Photo London 2022 : Roland Belgrave Classic Images : Jan C Schlegel

Jan C Schlegel – Aequorea Forskalea

Roland Belgrave offers Jan C Schlegel’s ‘Of Aliens, Mermaids and Medusas’, a limited-version portfolio, displaying a collection of uncommon and lovely platinum images of a person of the most enigmatic of prehistoric sea creatures. The Jellyfish.

This sequence, demonstrated for the very first time at London Photograph 2022 is an vital search at these beautiful sea dwellers. There is so a lot that has yet to be researched about them, with latest discoveries getting identified every single calendar year. Precise to our ecosystem, and weather adjust it has only just been recognized that specified species take in and destroy micro-plastics, until now just one of the most damaging of pollutants in our ocean. We are just beginning to fathom the importance of the Jellyfish ecology to our ocean technique. This do the job by Jan C Schlegel is a significant venture, capturing these critical and wonderful Jelly Fish.

The artist encourages us to use our imagination, inhabiting the fantasy and dreamscape of each individual composition. These pictures unleash the capacity to produce, evolve and exploit psychological versions of issues or scenarios that don’t however exist, seizing and developing new possibilities, and finding new paths to progress.

The challenge has taken Jan C Schlegel all the way to Cape Town, operating on the sequence at the Two Oceans Aquarium. They supported his operate and permitted Jan to just take pics in their Jellyfish lab. As a friend outlined to him ‘It is trees on a lonely planet floating in the universe’,

Even though these invertebrates can be scary, they are also interesting and poorly recognized. Jellyfish are not fish, they are basically plankton from the phylum Cnidaria (Greek for “stinging nettle”) and the course Scyphoza (from the Greek “cup”).

Most jellyfish have two standard lifetime stages. In the initial phase, they are polyps and mature by creating buds, like crops. The polyp then buds off a youthful jellyfish named an ephyra. After a couple weeks, the ephyra will become an grownup jellyfish or medusa.

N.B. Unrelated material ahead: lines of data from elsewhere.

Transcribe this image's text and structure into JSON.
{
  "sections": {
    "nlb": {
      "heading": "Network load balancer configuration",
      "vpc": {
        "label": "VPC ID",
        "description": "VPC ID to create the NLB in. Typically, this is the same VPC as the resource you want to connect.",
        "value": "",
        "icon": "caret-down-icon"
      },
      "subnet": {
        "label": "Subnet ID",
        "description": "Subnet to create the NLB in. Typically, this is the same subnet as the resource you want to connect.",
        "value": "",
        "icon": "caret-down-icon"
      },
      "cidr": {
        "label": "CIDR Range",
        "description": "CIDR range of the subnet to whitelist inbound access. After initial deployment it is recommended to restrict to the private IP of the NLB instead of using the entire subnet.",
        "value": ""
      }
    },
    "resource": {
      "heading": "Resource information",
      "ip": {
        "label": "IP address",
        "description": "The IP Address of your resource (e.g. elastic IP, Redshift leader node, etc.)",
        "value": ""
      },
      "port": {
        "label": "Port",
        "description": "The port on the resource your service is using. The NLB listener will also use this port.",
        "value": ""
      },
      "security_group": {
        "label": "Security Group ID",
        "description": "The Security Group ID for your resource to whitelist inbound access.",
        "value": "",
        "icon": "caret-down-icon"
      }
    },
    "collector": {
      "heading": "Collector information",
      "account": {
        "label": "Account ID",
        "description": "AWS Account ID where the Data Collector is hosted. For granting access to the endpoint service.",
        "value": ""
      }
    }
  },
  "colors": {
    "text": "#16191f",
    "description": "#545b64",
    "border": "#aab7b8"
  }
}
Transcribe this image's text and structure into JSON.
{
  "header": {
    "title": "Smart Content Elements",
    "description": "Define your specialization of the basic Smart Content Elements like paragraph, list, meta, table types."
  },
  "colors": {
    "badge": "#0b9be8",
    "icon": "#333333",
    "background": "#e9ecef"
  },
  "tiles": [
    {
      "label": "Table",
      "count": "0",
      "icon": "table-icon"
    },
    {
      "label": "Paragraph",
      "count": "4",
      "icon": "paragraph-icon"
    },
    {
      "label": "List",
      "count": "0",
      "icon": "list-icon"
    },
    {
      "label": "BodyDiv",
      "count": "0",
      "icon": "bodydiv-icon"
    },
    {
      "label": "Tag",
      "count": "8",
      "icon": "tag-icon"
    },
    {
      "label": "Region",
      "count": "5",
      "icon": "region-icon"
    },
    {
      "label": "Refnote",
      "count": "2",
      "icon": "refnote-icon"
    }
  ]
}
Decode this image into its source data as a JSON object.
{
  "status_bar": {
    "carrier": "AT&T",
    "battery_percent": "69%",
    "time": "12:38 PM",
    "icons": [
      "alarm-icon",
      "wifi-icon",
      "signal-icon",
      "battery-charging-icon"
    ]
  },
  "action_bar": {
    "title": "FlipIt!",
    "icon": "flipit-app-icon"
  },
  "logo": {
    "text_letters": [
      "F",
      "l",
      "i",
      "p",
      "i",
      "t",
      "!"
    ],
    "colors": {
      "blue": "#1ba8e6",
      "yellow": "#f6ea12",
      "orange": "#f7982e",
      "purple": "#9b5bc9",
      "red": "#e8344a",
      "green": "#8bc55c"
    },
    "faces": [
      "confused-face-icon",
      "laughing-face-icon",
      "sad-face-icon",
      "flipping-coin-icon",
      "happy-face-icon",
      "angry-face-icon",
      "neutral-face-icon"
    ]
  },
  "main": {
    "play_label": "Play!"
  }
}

Since jellyfish do not have any bones, fossils of ancient jellies are difficult to uncover. But in 2007, a preserved jellyfish fossil was learned in Utah that’s thought to be over 505 million many years aged. Dinosaurs lived from about 245 million to 66 million many years in the past, indicating jellyfish pre-day them by at minimum 250 million decades.

Roland Belgrave Vintage Photography

Image London 2022
12 – 15 Might 2022
Somerset Dwelling